  13. 14. Key Components of the Plan (Continued) <ul><li>Recommend that existing systems at the local, state, tribal, regional, and national levels promptly link to the riss.net/LEO communications capability in order to leverage information sharing systems and expand intelligence sharing </li></ul><ul><li>Recommend that local, state, tribal, and federal law enforcement agencies partner with the public and private sectors in order to detect and prevent attacks to the nation’s critical infrastructure </li></ul>www.it.ojp.gov/global
  14. 15. Key Components of the Plan (Continued) <ul><li>Offer guidelines for protecting individuals’ privacy and constitutional rights within the intelligence process </li></ul><ul><li>Recommend fingerprint-based background checks for access to the intelligence systems accessible on the nationwide communications capability </li></ul>www.it.ojp.gov/global
  15. 16. Key Components of the Plan (Continued) <ul><li>Provide training standards for all levels of law enforcement personnel </li></ul><ul><li>Recommend methodologies for sharing classified reports </li></ul><ul><li>Promote the concepts of standards-based intelligence sharing and intelligence-led policing through education and outreach </li></ul>www.it.ojp.gov/global
  16. 17. Key Components of the Plan (Continued) <ul><li>Encourage the use of existing, comprehensive reference documents as resources for issues relating to information sharing, system security practices, and privacy </li></ul><ul><li>Examples include </li></ul><ul><ul><li>Justice Information Privacy Guideline-Developing, Drafting and Assessing Privacy Policy for Justice Information Systems </li></ul></ul><ul><ul><li>Applying Security Practices to Justice Information Sharing </li></ul></ul><ul><ul><li>Global Justice Extensible Markup Language (XML) Data Model and its component Global Justice XML Data Dictionary </li></ul></ul>www.it.ojp.gov/global

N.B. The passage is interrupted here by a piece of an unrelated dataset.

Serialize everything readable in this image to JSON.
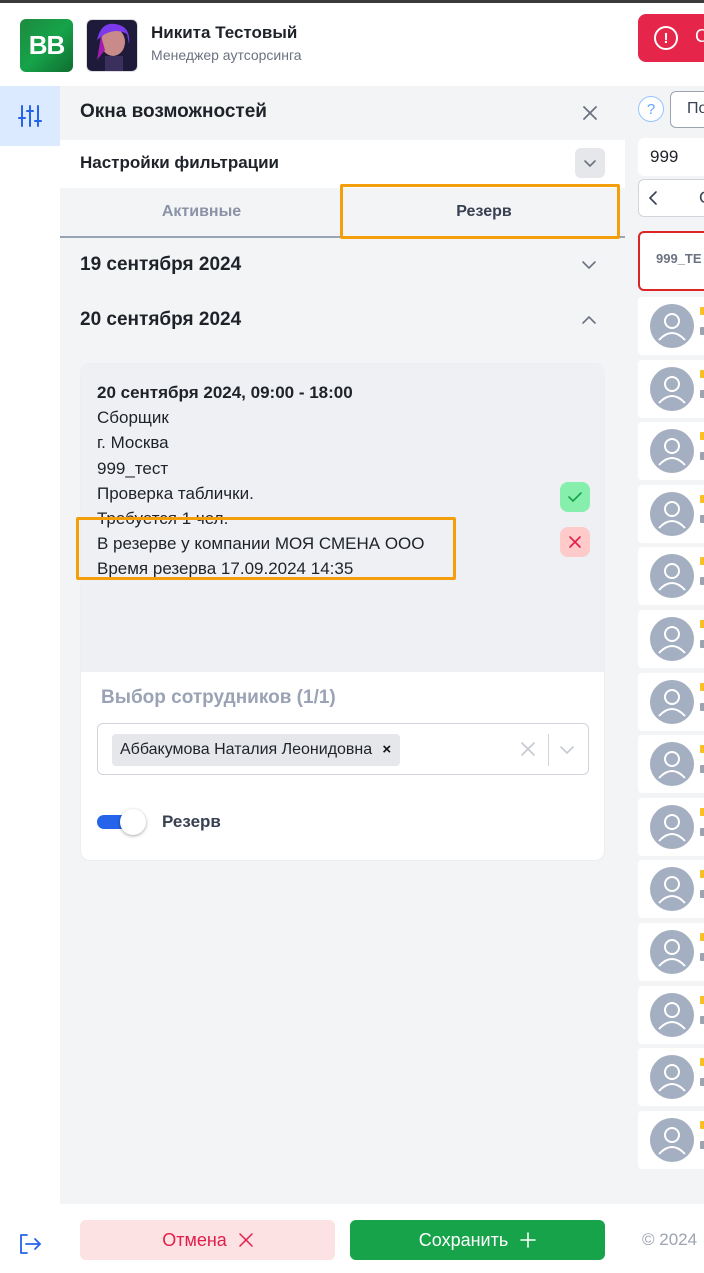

  17. 18. Timeline <ul><li>October 2003–Plan submitted to OJP </li></ul><ul><li>For more information, contact </li></ul><ul><ul><li>Superintendent Melvin Carraway </li></ul></ul><ul><ul><li>Indiana State Police (317) 232-8241 [email_address] </li></ul></ul><ul><ul><li>Mr. Bob Cummings Institute for Intergovernmental Research (IIR) (850) 385-0600, extension 278 [email_address] </li></ul></ul>www.it.ojp.gov/global